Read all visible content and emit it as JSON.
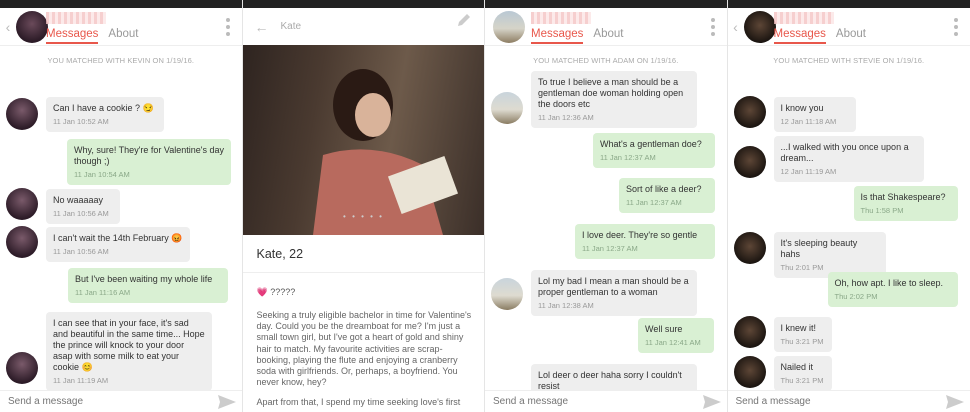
{
  "tabs": {
    "messages": "Messages",
    "about": "About"
  },
  "input_placeholder": "Send a message",
  "panel1": {
    "matched": "YOU MATCHED WITH KEVIN ON 1/19/16.",
    "messages": [
      {
        "dir": "in",
        "text": "Can I have a cookie ? 😏",
        "time": "11 Jan 10:52 AM"
      },
      {
        "dir": "out",
        "text": "Why, sure! They're for Valentine's day though ;)",
        "time": "11 Jan 10:54 AM"
      },
      {
        "dir": "in",
        "text": "No waaaaay",
        "time": "11 Jan 10:56 AM"
      },
      {
        "dir": "in",
        "text": "I can't wait the 14th February 😡",
        "time": "11 Jan 10:56 AM"
      },
      {
        "dir": "out",
        "text": "But I've been waiting my whole life",
        "time": "11 Jan 11:16 AM"
      },
      {
        "dir": "in",
        "text": "I can see that in your face, it's sad and beautiful in the same time... Hope the prince will knock to your door asap with some milk to eat your cookie 😊",
        "time": "11 Jan 11:19 AM"
      }
    ]
  },
  "panel2": {
    "header_name": "Kate",
    "title": "Kate, 22",
    "status": "💗 ?????",
    "bio": "Seeking a truly eligible bachelor in time for Valentine's day. Could you be the dreamboat for me? I'm just a small town girl, but I've got a heart of gold and shiny hair to match. My favourite activities are scrap-booking, playing the flute and enjoying a cranberry soda with girlfriends. Or, perhaps, a boyfriend. You never know, hey?",
    "bio2": "Apart from that, I spend my time seeking love's first",
    "photo_dots": "• • • • •"
  },
  "panel3": {
    "matched": "YOU MATCHED WITH ADAM ON 1/19/16.",
    "messages": [
      {
        "dir": "in",
        "text": "To true I believe a man should be a gentleman doe woman holding open the doors etc",
        "time": "11 Jan 12:36 AM"
      },
      {
        "dir": "out",
        "text": "What's a gentleman doe?",
        "time": "11 Jan 12:37 AM"
      },
      {
        "dir": "out",
        "text": "Sort of like a deer?",
        "time": "11 Jan 12:37 AM"
      },
      {
        "dir": "out",
        "text": "I love deer. They're so gentle",
        "time": "11 Jan 12:37 AM"
      },
      {
        "dir": "in",
        "text": "Lol my bad I mean a man should be a proper gentleman to a woman",
        "time": "11 Jan 12:38 AM"
      },
      {
        "dir": "out",
        "text": "Well sure",
        "time": "11 Jan 12:41 AM"
      },
      {
        "dir": "in",
        "text": "Lol deer o deer haha sorry I couldn't resist",
        "time": ""
      }
    ]
  },
  "panel4": {
    "matched": "YOU MATCHED WITH STEVIE ON 1/19/16.",
    "messages": [
      {
        "dir": "in",
        "text": "I know you",
        "time": "12 Jan 11:18 AM"
      },
      {
        "dir": "in",
        "text": "...I walked with you once upon a dream...",
        "time": "12 Jan 11:19 AM"
      },
      {
        "dir": "out",
        "text": "Is that Shakespeare?",
        "time": "Thu 1:58 PM"
      },
      {
        "dir": "in",
        "text": "It's sleeping beauty hahs",
        "time": "Thu 2:01 PM"
      },
      {
        "dir": "out",
        "text": "Oh, how apt. I like to sleep.",
        "time": "Thu 2:02 PM"
      },
      {
        "dir": "in",
        "text": "I knew it!",
        "time": "Thu 3:21 PM"
      },
      {
        "dir": "in",
        "text": "Nailed it",
        "time": "Thu 3:21 PM"
      }
    ]
  },
  "colors": {
    "accent": "#e8574b",
    "incoming": "#eeeeee",
    "outgoing": "#d9f0d3"
  }
}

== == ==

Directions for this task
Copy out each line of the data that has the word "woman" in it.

Task answer
        "text": "To true I believe a man should be a gentleman doe woman holding open the doors etc",
        "text": "Lol my bad I mean a man should be a proper gentleman to a woman",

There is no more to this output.